Abstract:   (14659 Views)

  Background and Aim: Musculoskeletal abnormalities are among the factors affecting on physical activities. The aim of this study was to compare degree of agility, speed, and power between 3 groups of male junior high school students having unnatural out-toeing (i.e. two groups, one with 16-23 degrees and one with 0-6 degrees) and one natural group (7-15 degrees of out-toeing).

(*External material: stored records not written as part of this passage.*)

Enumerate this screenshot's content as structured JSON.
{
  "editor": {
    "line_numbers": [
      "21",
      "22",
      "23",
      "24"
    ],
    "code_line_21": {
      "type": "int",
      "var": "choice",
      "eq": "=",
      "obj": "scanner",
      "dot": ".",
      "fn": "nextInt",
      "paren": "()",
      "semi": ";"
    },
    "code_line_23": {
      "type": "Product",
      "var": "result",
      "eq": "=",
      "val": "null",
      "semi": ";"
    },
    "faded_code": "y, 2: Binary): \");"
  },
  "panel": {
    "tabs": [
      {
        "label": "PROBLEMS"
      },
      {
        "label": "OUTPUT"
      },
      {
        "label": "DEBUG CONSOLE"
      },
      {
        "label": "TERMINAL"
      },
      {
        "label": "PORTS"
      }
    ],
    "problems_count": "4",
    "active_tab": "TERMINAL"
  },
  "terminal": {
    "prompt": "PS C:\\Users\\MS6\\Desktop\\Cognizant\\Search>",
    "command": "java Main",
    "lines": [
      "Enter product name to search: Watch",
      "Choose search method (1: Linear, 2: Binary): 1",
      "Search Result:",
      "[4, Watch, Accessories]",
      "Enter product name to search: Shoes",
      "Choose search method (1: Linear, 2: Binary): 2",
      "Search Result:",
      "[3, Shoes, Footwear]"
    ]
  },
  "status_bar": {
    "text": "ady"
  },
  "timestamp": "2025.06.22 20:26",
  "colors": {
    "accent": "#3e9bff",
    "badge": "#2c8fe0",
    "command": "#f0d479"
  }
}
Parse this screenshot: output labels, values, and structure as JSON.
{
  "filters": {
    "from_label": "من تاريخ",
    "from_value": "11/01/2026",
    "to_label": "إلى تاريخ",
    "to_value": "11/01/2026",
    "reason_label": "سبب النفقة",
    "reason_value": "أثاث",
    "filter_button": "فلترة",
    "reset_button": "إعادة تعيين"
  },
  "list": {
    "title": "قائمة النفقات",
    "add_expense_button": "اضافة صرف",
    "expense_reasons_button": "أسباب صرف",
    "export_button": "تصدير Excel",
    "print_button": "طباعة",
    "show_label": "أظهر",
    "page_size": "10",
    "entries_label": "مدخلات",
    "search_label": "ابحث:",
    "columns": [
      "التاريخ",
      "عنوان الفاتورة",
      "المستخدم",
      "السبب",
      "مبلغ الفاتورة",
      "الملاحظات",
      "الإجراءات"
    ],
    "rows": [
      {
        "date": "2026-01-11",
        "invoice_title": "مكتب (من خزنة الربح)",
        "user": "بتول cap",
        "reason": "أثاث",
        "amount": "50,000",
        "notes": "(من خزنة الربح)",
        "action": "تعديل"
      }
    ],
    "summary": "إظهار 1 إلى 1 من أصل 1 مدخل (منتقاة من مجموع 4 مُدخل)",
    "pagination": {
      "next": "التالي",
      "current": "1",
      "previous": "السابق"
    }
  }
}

  Materials and Methods: The subjects of the study were 300 students (12-14 years old) whose height, weight, and angle of toe-out were initially measured using foot-print technique. Firstly, 30 students with normal toe-out were chosen then, two other groups (30 members in each) were identified applying isometry in terms of age, height, and weight. To measure agility, speed and power, 4×9 m shuttle-run, 46 m running and standing long-jump test were used, respectively. In order to analyze the obtained data ANOVA statistical test was applied using SPSS software and α=0.05 was taken as the significant level.

  Results: The results showed that mean power and agility in the group with normal/natural out-toeing was higher than that of the other two groups but the difference was not statistically significant (P<0.05). Besides, findings of the study indicated that “speed” was significantly different in the three groups (P=0.02). Toki test results indicated that the observed difference in the mean speed alone in the two groups (natural and unnatural 16-23 degrees) was significant (P=0.012).

  Conclusion: The results showed that the speed of the subjects in the angle of out-toeing had a decrease of more than 15 degrees. Regarding the obtained results it could be concluded that having natural out-toeing is an important factor in students’ speed, though it is not as important in power and agility.

Keywords: Agility, Speed, Power, Out-toeing
Full-Text [PDF 182 kb]   (3898 Downloads)    
Type of Study: Original Article | Subject: Orthopedic
Received: 2009/12/14 | Accepted: 2016/03/10 | ePublished: 2016/03/10